- enough of the kinds of food (I/we) wanted to eat
- enough, but not always the kinds of food (I/we) wanted to eat
- sometimes not enough to eat
- often not enough to eat
Participants also said if they had received free groceries or meals in the last 7 days, and where it had come from, including:
- free meals through the school or other programs aimed at children
- a food pantry or food bank
- a meal delivery service such as Meals on Wheels
- a church, synagogue, temple, mosque, or other religious organization
- a shelter or soup kitchen
- a community program
- family, friends, or neighbors
The researchers also collected demographic and socioeconomic information.
The study found that food insufficiency had increased in the U.S. from 8.1% to 10% from March to June 2020.
The study cites unemployment, lockdowns, and school closures as being drivers of this increase.
For people experiencing food insufficiency, 76.5% had lost their jobs in the last 7 days, while 54.4% were living below the federal poverty level.

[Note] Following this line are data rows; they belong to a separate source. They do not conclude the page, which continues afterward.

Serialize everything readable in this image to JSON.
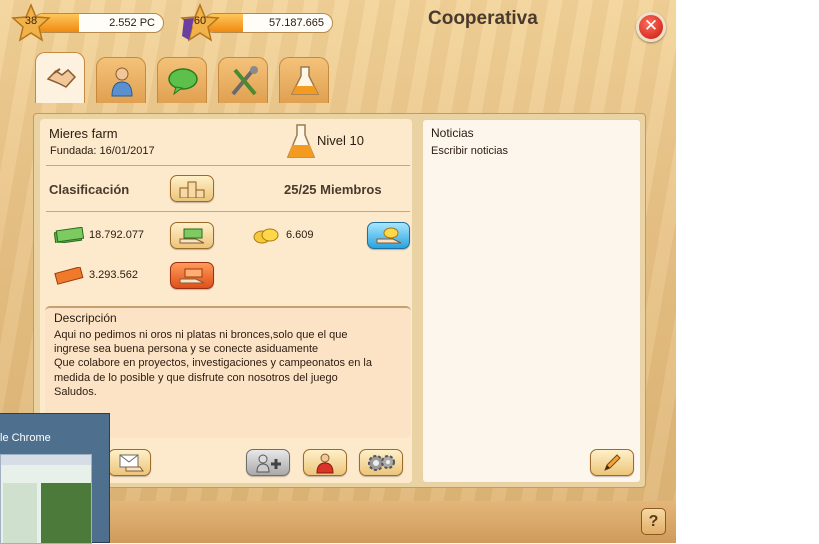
{
  "player": {
    "level": "38",
    "pc": "2.552 PC",
    "xp_progress": 0.35
  },
  "coop": {
    "level": "60",
    "points": "57.187.665",
    "points_progress": 0.3
  },
  "window": {
    "title": "Cooperativa",
    "close_symbol": "✕"
  },
  "tabs": [
    {
      "name": "cooperative-icon",
      "active": true
    },
    {
      "name": "members-icon",
      "active": false
    },
    {
      "name": "chat-icon",
      "active": false
    },
    {
      "name": "tools-icon",
      "active": false
    },
    {
      "name": "research-flask-icon",
      "active": false
    }
  ],
  "farm": {
    "name": "Mieres farm",
    "founded": "Fundada: 16/01/2017",
    "level": "Nivel 10",
    "ranking_label": "Clasificación",
    "members": "25/25 Miembros",
    "cash": "18.792.077",
    "coins": "6.609",
    "tickets": "3.293.562"
  },
  "description": {
    "heading": "Descripción",
    "lines": [
      "Aqui no pedimos ni oros ni platas ni bronces,solo que el que",
      "ingrese sea buena persona y se conecte asiduamente",
      "Que colabore en proyectos, investigaciones y campeonatos en la",
      "medida de lo posible y que disfrute con nosotros del juego",
      "Saludos."
    ]
  },
  "news": {
    "heading": "Noticias",
    "placeholder": "Escribir noticias"
  },
  "help_symbol": "?",
  "taskbar_popup": {
    "title": "le Chrome"
  },
  "colors": {
    "accent_orange": "#f08a12",
    "panel": "#ead3a2",
    "close_red": "#c41a10"
  }
}
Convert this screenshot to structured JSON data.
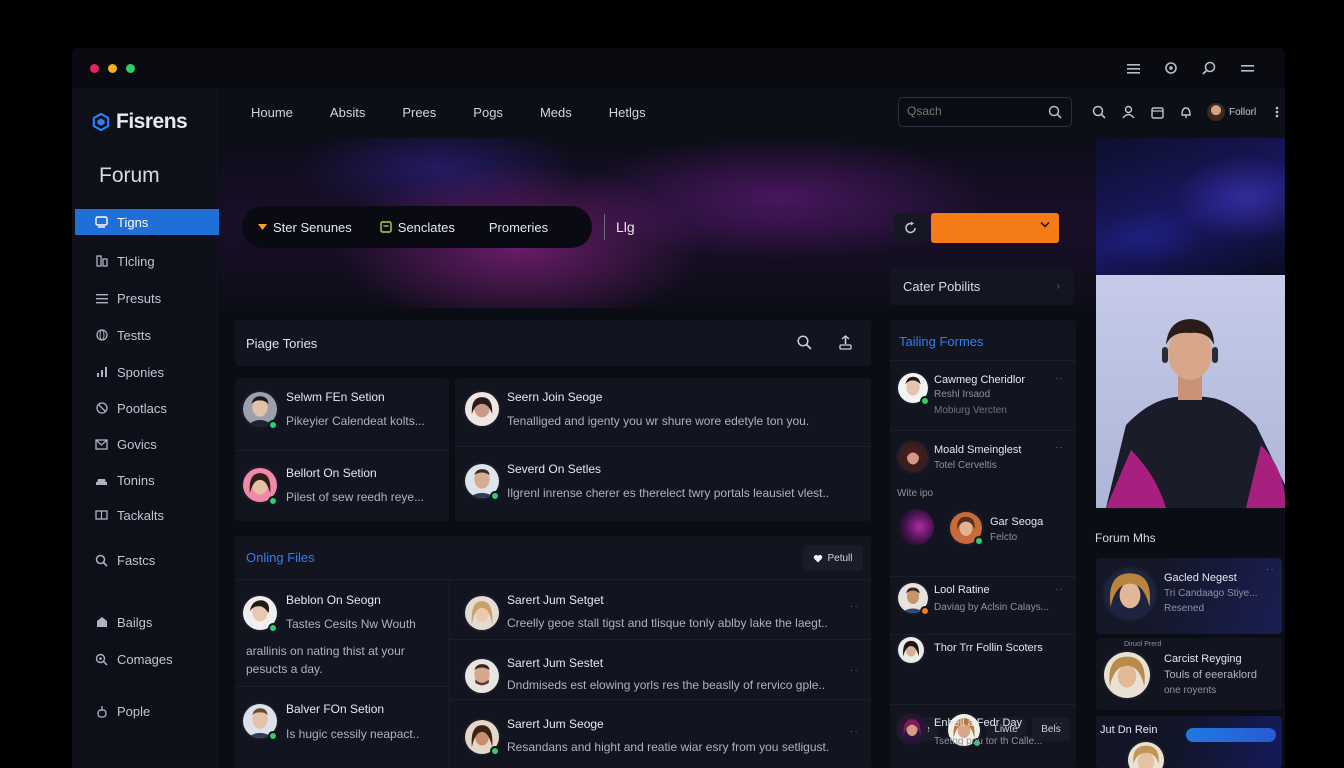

Food insufficiency was also more common among people with less education. In addition — though to a lesser extent — those who are young, unmarried, or living in a household of many people were also seen to be at an increased risk of not having enough food.
Almost 1 in 10 households had received free groceries in June 2020. These most often came from:
- school programs (4.1%)
- a food pantry or food bank (2.8%)
- family friends or neighbors (2.5%).
Among those reporting food insufficiency, 93.8% also reported one or more mental health issues, which included feeling anxious, depressed, worried, or experiencing a loss of interest in life.
The pandemic has taken a toll on the mental health of many people. Anxiety symptoms were reported by 65% of all respondents, with 52% reporting having been depressed in the 7 days before the survey.
People with food insufficiency reported a far greater incidence of both anxiety and depression.
Among people with food insufficiency, 89% reported experiencing anxiety, compared to 63% of those who had enough to eat. Depression was reported by 83% of people without enough food, and just 49% of people not experiencing food insufficiency.
Black and Latinx Americans have about 2.5 times the risk of food insufficiency compared to whites.
“People of color are disproportionately affected by both food insufficiency and COVID-19. Many of these individuals have experienced job loss and higher rates of poverty during the pandemic.”
The study notes that before the pandemic and lockdowns, almost 35 million U.S. children, most of whom belong to minorities, were receiving free meals at school. As schools closed, they could no longer rely on this food safety net.
The research also found that free food programs were of significant value in easing food insufficiency. Study co-author Kyle Ganson, of the University of Toronto, comments,
“Policymakers should expand benefits and eligibility for the Supplemental Nutrition Assistance Program and other programs to address both food insecurity and mental health.”